══ Entries supplied ══

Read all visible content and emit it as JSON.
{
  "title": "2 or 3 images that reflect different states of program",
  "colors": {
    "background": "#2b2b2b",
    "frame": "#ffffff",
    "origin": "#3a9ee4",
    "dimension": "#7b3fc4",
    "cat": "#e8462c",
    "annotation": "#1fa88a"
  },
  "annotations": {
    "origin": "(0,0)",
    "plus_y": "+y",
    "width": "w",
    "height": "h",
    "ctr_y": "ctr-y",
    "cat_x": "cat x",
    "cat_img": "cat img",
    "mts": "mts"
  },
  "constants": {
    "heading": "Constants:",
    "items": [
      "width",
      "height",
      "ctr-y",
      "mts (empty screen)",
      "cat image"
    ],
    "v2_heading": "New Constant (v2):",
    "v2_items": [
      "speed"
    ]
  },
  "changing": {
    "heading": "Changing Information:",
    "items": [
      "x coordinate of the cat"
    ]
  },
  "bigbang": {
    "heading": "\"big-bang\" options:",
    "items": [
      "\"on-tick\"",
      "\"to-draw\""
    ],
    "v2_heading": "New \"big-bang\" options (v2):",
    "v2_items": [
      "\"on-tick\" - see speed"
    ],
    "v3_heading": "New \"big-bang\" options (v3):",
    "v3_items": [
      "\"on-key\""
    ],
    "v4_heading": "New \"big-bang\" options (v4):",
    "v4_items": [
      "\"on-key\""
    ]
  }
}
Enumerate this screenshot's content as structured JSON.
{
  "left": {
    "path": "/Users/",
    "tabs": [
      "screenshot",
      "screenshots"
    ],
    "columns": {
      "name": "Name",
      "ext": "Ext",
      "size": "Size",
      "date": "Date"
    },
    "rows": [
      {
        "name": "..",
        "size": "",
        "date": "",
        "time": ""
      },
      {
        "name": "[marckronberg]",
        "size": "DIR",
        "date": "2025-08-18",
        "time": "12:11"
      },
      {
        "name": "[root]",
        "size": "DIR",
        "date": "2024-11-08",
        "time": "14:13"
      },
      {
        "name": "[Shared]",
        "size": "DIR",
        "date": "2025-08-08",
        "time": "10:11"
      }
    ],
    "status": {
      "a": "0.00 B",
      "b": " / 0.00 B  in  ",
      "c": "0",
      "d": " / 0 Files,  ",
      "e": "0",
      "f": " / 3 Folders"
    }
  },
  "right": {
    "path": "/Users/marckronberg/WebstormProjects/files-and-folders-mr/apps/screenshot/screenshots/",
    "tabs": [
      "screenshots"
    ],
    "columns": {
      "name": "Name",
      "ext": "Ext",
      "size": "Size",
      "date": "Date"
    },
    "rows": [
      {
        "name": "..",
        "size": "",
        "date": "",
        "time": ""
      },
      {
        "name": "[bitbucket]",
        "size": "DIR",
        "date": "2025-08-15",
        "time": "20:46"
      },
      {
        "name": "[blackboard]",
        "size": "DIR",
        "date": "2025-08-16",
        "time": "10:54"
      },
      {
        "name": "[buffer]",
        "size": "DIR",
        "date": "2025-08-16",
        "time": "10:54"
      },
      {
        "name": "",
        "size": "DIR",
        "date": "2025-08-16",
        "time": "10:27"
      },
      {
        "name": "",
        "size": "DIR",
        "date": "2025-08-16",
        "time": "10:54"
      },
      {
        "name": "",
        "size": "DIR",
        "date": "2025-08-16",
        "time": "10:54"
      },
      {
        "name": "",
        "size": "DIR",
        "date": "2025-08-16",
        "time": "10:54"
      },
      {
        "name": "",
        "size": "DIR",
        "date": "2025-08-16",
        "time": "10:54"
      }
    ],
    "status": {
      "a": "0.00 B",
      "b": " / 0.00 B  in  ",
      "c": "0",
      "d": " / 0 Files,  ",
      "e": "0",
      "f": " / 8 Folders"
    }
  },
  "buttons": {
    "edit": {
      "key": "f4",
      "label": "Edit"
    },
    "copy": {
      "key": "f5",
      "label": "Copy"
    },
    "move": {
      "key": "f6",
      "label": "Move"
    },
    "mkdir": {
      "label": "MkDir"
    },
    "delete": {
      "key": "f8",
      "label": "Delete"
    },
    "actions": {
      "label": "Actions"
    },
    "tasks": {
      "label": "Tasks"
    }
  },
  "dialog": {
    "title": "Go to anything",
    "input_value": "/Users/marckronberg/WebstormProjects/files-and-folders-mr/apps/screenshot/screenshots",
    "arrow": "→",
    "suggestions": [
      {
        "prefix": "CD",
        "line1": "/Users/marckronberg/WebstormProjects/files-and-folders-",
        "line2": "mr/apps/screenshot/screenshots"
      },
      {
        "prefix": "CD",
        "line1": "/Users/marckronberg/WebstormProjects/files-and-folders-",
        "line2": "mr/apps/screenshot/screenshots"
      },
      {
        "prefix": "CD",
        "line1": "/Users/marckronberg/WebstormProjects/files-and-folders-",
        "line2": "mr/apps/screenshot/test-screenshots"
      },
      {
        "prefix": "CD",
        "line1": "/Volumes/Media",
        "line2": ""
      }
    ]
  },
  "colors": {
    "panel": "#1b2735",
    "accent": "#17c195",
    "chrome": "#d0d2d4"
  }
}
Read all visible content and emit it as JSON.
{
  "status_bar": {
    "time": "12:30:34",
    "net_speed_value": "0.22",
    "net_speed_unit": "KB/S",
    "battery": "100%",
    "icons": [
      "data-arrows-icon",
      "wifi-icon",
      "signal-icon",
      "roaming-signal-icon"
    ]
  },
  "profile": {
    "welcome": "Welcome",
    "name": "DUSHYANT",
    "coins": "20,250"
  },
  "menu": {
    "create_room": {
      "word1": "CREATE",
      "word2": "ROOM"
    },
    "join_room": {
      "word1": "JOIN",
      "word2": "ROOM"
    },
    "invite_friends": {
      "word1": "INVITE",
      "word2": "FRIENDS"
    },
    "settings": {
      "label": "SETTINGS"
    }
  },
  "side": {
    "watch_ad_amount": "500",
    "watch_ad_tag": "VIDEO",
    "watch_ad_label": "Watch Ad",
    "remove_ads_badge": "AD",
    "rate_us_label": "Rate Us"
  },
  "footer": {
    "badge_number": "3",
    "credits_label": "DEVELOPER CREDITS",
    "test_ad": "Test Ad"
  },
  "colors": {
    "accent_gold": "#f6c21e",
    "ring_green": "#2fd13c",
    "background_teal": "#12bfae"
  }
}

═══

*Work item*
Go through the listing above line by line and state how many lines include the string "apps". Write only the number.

*Answer to this exercise*
5